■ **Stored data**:
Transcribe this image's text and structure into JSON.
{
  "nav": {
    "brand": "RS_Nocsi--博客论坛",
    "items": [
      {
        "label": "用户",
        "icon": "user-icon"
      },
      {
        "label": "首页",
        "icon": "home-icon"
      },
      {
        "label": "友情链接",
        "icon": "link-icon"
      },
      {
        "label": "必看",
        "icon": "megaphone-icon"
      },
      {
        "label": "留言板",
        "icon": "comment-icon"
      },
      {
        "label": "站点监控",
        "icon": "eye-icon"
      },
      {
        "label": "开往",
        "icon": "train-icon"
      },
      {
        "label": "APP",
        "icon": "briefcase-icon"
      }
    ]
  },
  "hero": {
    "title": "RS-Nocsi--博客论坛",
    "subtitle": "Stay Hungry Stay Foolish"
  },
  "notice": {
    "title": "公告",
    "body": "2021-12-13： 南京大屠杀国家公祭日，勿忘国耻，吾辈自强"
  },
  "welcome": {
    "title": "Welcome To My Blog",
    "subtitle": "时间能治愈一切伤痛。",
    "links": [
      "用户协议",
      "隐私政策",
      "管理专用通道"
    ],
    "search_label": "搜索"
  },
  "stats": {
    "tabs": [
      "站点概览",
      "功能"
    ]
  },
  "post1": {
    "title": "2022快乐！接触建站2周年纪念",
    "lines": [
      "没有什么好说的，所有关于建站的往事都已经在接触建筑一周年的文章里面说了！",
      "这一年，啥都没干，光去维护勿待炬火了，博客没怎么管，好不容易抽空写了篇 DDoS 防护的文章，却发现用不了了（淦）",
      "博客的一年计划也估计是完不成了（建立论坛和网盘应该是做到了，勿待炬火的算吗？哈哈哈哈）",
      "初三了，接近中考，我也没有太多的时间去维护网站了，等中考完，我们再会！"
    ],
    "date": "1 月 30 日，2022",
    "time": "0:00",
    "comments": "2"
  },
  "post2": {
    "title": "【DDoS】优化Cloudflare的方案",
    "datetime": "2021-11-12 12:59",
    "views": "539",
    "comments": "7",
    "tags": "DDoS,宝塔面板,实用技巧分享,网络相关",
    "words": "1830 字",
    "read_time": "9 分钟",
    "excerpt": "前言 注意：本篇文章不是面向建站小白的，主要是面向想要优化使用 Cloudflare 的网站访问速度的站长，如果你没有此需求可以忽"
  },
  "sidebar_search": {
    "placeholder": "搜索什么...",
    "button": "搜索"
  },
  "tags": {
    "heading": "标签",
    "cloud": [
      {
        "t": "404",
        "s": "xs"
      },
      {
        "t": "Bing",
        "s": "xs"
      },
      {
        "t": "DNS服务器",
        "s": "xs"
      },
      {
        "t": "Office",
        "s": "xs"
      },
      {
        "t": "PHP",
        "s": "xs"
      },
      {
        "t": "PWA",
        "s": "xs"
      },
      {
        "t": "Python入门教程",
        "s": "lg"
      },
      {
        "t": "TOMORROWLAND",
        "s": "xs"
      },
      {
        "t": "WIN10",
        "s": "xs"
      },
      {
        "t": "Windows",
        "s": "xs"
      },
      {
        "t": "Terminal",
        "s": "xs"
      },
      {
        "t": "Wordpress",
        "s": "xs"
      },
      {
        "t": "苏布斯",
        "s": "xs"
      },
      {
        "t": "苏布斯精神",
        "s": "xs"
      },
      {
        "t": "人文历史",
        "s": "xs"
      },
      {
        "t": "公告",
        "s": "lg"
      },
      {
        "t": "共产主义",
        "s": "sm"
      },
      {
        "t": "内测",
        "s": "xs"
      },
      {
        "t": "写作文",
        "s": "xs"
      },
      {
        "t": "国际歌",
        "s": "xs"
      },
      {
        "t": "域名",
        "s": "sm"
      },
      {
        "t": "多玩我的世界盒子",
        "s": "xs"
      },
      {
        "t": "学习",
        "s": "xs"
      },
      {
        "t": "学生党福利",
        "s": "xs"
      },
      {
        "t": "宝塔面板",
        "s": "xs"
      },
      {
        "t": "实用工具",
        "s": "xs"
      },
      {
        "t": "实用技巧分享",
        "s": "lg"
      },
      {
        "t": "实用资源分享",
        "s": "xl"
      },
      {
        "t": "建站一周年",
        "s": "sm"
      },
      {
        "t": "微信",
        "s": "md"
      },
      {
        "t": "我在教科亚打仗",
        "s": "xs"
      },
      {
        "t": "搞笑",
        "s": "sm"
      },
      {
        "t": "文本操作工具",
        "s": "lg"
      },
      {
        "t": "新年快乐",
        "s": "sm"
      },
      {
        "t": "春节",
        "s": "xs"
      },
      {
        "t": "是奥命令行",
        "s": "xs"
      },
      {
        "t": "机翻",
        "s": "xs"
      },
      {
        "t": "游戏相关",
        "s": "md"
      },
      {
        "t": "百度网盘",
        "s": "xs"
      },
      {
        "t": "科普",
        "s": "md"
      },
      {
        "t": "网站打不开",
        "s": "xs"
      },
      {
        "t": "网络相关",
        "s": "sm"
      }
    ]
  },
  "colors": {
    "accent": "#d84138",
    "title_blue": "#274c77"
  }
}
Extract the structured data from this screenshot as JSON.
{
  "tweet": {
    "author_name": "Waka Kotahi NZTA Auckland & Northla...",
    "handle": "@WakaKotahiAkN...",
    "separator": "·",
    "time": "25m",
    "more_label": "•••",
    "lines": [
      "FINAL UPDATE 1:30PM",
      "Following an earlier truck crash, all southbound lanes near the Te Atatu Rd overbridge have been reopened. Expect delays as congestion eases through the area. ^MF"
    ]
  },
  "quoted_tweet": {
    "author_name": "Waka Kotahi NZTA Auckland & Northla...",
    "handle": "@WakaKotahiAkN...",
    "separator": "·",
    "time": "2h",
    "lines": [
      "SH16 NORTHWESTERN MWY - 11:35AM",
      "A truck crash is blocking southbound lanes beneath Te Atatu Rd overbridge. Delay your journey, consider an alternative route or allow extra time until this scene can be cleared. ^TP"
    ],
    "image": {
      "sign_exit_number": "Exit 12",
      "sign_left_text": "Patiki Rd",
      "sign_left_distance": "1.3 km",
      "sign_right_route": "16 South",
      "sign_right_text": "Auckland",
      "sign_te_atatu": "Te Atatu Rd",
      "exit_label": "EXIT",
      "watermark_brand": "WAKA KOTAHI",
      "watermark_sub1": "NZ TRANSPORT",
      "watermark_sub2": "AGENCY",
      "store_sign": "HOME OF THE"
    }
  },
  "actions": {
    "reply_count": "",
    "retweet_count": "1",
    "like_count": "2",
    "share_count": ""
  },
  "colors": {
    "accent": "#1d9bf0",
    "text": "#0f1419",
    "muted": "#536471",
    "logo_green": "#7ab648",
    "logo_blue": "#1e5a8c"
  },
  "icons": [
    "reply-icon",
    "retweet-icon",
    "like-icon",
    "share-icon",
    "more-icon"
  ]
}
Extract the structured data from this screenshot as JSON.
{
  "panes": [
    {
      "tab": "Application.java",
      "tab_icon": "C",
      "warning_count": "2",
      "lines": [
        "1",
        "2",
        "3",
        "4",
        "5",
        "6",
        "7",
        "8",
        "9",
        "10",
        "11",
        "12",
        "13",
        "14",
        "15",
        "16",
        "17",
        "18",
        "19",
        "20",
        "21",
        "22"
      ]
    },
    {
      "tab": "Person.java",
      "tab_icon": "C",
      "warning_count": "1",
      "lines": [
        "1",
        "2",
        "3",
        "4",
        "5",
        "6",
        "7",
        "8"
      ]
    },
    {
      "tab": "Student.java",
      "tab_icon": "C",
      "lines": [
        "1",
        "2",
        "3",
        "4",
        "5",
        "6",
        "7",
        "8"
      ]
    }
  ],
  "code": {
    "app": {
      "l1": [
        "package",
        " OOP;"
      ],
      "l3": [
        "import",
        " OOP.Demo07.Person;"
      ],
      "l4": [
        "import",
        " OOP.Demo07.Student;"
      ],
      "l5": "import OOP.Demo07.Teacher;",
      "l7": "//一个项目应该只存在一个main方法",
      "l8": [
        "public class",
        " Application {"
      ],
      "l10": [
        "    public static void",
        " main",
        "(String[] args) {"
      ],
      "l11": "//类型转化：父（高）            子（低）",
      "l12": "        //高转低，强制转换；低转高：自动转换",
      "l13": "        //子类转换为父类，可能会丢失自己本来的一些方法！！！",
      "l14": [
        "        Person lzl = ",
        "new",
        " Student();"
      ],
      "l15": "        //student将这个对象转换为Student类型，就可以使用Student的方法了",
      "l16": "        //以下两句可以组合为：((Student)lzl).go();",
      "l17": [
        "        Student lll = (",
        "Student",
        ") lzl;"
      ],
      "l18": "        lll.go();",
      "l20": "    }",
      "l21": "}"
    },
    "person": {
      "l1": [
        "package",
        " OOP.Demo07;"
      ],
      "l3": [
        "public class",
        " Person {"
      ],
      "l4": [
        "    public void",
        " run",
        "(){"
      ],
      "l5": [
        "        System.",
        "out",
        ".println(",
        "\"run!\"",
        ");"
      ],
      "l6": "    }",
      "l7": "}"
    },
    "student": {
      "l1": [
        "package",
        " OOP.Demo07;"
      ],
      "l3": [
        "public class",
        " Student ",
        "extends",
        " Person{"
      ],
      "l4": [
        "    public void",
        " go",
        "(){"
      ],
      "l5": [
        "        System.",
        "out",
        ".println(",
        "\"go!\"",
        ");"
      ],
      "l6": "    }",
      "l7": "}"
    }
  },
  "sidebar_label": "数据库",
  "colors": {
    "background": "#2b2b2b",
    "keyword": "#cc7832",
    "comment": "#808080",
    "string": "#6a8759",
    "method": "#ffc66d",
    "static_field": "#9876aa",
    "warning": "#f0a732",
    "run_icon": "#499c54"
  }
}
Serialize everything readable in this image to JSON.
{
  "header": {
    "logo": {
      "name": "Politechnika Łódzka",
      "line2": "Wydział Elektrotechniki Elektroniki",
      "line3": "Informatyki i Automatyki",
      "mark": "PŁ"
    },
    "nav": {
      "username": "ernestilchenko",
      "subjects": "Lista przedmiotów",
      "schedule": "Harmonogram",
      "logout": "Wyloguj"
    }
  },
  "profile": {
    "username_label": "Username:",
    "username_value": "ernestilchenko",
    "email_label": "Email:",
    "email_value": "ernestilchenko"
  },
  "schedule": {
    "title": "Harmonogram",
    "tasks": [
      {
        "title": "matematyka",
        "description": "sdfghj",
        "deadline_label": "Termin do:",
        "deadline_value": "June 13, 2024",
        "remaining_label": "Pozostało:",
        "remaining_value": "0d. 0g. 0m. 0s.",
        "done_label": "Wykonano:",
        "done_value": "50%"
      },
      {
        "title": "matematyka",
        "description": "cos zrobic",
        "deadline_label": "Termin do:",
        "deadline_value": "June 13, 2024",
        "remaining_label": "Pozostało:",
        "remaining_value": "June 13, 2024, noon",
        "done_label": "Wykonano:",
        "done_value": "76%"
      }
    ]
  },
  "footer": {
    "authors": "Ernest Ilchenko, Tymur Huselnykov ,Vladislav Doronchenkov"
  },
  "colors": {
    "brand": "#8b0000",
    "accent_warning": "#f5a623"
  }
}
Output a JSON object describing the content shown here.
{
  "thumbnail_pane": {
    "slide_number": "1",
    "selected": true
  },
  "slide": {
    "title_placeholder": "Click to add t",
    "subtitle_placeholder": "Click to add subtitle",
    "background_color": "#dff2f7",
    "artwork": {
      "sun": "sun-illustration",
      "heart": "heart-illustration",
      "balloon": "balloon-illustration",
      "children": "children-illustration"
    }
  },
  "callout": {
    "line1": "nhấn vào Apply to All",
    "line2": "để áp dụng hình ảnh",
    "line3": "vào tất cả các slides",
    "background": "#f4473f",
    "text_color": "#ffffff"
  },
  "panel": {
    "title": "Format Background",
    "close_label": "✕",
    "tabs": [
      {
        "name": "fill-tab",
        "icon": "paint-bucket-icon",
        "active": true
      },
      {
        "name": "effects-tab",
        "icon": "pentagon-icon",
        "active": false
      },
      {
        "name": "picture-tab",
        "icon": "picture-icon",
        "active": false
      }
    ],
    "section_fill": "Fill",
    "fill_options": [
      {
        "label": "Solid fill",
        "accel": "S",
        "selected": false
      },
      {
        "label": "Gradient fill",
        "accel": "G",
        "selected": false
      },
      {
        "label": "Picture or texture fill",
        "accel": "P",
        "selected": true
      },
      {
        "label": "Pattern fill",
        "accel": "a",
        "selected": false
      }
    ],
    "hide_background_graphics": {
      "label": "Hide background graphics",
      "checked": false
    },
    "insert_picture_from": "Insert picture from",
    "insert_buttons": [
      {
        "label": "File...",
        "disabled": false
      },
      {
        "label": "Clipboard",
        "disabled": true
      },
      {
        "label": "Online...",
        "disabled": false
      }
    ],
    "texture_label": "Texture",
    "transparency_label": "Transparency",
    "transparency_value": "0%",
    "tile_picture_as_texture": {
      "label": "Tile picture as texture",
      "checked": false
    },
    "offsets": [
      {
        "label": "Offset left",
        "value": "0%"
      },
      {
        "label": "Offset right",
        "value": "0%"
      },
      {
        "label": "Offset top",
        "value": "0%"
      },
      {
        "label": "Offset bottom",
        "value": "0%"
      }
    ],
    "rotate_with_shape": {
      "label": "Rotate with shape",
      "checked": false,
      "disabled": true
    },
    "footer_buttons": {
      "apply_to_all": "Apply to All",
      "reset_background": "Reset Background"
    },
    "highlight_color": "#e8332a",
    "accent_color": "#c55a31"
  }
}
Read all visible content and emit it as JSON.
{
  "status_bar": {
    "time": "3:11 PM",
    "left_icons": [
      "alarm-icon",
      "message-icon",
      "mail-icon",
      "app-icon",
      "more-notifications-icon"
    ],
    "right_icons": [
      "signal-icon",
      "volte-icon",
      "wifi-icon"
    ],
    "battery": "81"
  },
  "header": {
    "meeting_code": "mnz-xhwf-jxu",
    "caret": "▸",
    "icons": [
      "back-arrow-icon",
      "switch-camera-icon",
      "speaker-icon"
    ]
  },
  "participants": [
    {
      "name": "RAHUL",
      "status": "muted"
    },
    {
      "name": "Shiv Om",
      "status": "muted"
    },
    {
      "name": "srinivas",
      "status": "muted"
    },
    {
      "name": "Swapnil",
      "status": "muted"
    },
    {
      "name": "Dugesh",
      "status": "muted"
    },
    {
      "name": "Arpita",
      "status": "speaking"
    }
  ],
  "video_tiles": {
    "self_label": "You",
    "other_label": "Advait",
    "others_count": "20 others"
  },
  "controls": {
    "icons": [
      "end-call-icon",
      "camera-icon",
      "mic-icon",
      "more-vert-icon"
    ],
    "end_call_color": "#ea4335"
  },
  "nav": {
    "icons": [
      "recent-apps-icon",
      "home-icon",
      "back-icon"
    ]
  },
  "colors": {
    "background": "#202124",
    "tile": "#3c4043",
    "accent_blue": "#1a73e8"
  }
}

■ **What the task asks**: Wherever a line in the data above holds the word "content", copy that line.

■ **Exercise result**:
Output a JSON object describing the content shown here.
Read all visible content and emit it as JSON.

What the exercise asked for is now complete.